Data for analysis:
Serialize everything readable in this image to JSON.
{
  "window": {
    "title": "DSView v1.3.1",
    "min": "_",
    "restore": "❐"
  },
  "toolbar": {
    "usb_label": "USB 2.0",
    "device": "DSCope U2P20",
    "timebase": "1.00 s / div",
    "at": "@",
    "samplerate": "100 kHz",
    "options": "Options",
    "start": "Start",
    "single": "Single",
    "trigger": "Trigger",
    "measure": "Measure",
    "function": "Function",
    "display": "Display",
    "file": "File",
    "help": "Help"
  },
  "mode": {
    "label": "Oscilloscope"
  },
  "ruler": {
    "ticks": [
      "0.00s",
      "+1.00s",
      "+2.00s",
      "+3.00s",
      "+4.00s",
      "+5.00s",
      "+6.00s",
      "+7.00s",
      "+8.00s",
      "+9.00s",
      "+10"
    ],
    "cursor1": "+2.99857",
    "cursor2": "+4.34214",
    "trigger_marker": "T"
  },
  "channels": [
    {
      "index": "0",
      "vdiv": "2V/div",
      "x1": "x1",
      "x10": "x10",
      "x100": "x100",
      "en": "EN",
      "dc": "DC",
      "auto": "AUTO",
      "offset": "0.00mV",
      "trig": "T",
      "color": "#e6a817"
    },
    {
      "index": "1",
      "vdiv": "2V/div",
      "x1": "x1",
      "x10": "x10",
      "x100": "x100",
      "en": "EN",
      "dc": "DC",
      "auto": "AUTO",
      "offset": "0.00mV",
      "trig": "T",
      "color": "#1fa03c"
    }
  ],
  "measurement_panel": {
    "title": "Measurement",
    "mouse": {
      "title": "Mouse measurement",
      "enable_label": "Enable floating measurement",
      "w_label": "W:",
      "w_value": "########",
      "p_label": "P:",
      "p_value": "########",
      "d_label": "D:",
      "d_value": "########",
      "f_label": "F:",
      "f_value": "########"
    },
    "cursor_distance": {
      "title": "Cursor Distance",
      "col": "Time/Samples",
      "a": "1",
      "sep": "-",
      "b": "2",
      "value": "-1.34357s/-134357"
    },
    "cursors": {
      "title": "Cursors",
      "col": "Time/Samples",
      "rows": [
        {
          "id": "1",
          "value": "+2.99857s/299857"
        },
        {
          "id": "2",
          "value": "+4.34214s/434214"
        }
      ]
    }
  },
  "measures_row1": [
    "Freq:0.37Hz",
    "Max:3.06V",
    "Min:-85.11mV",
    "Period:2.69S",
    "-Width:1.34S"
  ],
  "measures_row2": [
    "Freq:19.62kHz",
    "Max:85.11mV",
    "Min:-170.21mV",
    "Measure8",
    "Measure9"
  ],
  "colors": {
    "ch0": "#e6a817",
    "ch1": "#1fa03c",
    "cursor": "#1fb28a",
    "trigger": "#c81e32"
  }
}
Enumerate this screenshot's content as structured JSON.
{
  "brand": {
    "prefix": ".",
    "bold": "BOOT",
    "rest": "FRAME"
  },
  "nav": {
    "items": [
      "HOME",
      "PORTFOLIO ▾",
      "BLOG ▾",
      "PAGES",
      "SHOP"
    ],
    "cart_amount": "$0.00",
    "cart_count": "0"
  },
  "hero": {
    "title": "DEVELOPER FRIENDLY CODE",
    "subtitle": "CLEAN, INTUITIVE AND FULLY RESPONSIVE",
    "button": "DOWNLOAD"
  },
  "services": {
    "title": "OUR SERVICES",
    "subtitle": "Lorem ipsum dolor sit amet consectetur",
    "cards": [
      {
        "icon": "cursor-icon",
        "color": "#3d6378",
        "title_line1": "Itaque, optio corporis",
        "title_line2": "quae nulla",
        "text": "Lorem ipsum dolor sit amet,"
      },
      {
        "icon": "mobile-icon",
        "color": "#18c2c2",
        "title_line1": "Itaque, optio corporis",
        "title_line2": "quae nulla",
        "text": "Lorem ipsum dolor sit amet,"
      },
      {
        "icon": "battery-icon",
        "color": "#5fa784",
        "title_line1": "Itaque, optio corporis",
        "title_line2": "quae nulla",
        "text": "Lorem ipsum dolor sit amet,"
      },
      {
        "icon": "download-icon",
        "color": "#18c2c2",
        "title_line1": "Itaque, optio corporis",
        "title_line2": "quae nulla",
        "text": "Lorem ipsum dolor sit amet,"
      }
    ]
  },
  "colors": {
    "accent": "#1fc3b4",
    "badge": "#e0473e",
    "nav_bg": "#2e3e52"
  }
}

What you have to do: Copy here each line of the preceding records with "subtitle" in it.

Result of the task:
    "subtitle": "CLEAN, INTUITIVE AND FULLY RESPONSIVE",
    "subtitle": "Lorem ipsum dolor sit amet consectetur",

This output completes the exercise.